Tim Townshend is Director of Planning and Urban Design and Deputy Head of School.

Thinking Through Making

Our Thinking Through Making week took place from 1 to 5 February.  An annual event, this is a week-long ‘festival’ focussed on thinking, making and materials, with workshops and talks focussed on material practice.

From casting concrete to creating self-ordering biological systems, the variety of workshops and talks are a fantastic opportunity for students to engage with architects, artists, engineers, designers, thinkers and makers.

Thinking Through Making

We want to challenge students, open them up to new ways of thinking, inspire them and increase their understanding of working with materials.

We had a number of external participants who contributed and out students set up their own blog for the festival which you can read on the website

Working together for better planning

The School hosted a day workshop on 15 January, organised by Dr Dave Webb, focusing on how planning academics and practitioners can work together to respond to the crisis currently facing planning in England.  In this excerpt post he reflects upon discussions that took place.  The full version is available at Planners’ Network UK.
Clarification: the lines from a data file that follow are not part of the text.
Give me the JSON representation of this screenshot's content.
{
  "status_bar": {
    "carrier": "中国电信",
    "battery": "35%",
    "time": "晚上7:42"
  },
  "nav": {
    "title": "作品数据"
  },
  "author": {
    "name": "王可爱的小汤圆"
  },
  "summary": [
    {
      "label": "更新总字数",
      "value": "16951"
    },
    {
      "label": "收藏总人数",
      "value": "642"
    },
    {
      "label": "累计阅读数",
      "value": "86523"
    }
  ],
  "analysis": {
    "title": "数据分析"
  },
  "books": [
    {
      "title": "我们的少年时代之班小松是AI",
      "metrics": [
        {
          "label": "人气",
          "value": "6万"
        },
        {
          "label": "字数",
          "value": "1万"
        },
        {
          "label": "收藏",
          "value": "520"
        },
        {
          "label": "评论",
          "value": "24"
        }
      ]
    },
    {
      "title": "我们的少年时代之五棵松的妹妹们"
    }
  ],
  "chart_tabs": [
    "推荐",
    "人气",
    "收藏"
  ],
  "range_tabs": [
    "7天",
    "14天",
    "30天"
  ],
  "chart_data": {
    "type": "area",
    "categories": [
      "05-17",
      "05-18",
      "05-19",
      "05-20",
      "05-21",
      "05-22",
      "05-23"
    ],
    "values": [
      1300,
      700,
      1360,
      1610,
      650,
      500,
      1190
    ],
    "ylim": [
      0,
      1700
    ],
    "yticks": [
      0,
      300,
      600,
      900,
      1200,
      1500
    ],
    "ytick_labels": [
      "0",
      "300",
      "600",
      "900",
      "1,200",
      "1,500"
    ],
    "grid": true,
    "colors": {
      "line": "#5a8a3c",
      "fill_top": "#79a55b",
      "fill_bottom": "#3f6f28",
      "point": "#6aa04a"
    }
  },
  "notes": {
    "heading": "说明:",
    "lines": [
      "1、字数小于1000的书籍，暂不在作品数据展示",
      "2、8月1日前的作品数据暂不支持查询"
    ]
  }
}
On 15th January 2016, Newcastle University played host to an energetic day of debate, centring on Michael Harris from the RTPI‘s provocations about the current state of academic research on planning and the areas where more work is needed. The essence of Michael’s argument is that planning research has become too closely aligned with qualitative sociological inquiry to the extent that very few scholars would now identify as economists. This was a point he made in July 2015 at the Association of European Schools of Planning (AESOP) conference; one that led to a question being asked of the 200 or so academics who attended the AESOP AGM. Of those, less than a handful admitted to having a full training in economics. This has not always been the case, however, with many planning schools up until the 1970s offering a more balanced range of social and economic training. The question which was raised was therefore about whether we should we restore this balance.
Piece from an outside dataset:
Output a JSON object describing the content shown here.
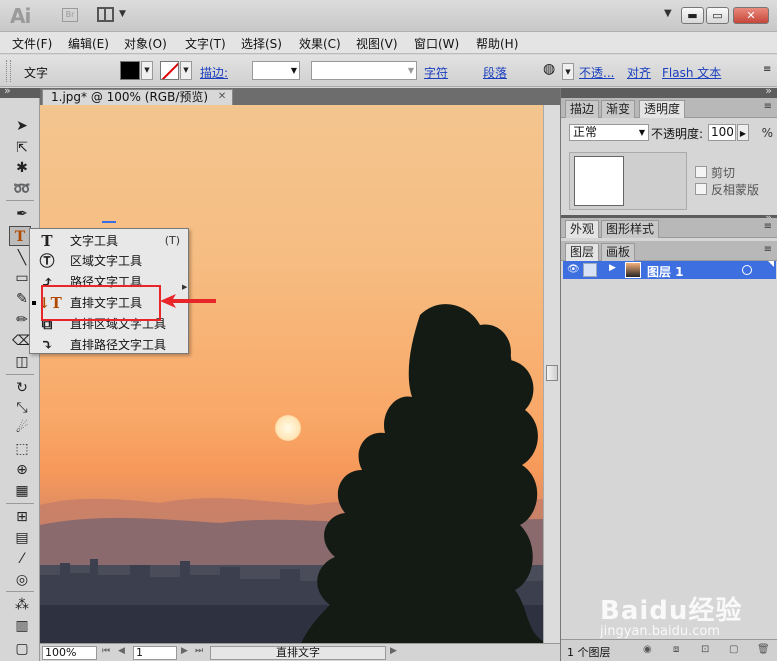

Alex Lord and Simin Davoudi both presented passionate answers to this question. For Alex, one way to challenge those versions of economics which depend on a view of individuals as rational, calculative and self-interested actors is to demonstrate the contribution of alternatives such as behavioural economics (Lord et al, 2015). Simin, however, emphasised the narrowness of all economistic framings, their tendency to privilege axiomatic and reductionist conclusions and the fact that, all too often, government tends to seek instrumental, quantitative evidence once key policy decisions have already been made. Perhaps, then, it is more important that research challenges the values and ideological assumptions which underpin political decisions rather than being confined to a debate about which economic “answer” is the correct one.
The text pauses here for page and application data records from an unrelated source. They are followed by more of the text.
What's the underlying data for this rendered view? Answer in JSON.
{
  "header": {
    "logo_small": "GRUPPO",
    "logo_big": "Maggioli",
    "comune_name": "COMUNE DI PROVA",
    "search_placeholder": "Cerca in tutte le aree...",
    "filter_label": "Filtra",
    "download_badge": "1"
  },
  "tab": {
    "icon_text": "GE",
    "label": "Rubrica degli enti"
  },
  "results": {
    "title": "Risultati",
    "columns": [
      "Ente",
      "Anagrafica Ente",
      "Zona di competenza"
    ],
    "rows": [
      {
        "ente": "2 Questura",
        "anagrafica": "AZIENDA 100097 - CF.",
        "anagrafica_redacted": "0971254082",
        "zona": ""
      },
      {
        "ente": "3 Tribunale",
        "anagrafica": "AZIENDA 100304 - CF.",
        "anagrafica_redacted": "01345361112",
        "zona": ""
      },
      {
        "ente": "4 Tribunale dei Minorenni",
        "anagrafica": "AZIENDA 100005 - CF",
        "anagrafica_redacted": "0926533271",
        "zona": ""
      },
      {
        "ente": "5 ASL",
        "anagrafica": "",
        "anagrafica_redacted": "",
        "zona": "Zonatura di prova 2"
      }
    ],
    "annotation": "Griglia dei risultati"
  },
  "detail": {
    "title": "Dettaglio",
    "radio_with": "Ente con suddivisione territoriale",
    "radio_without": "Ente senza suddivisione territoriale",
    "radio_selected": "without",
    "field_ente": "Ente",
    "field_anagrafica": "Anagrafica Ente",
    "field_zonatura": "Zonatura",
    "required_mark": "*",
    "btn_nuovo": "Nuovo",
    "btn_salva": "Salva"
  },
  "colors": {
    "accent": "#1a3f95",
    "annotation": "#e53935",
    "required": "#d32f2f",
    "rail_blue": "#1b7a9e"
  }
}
I found myself being convinced by all three speakers, perhaps because there can be no clear-cut solution to this question. At the heart of these debates is a judgement about strategy in a context where, as Michael so rightly points out, academic research has been largely ejected from political decision making about planning issues. The idea of trying to re-enter decision making circles by acceding to economic framings of research is tempting for two reasons. The first is the suggestion that, by failing to do so, academics only offer one half of the possible response to neoliberal research and policy: by only challenging these at the level of their discursive construction and social effect we may fail to persuade those who are not amenable to qualitative arguments. Secondly, the issues raised by qualitative accounts may simply be seen as inescapable by those who believe there is no alternative to neoliberal economics. But these compelling arguments for more economic research in planning can be set against a reading of the changing nature of universities which warns of privatisation and of increasing pressure on academic research to be instrumental to the needs, and often the framings, of policy makers. By challenging policy makers “on their own turf” there is a risk of giving up the hard-fought institutional ground on which academic research agendas have traditionally been set….

[Read the rest of this post at Planners Network UK]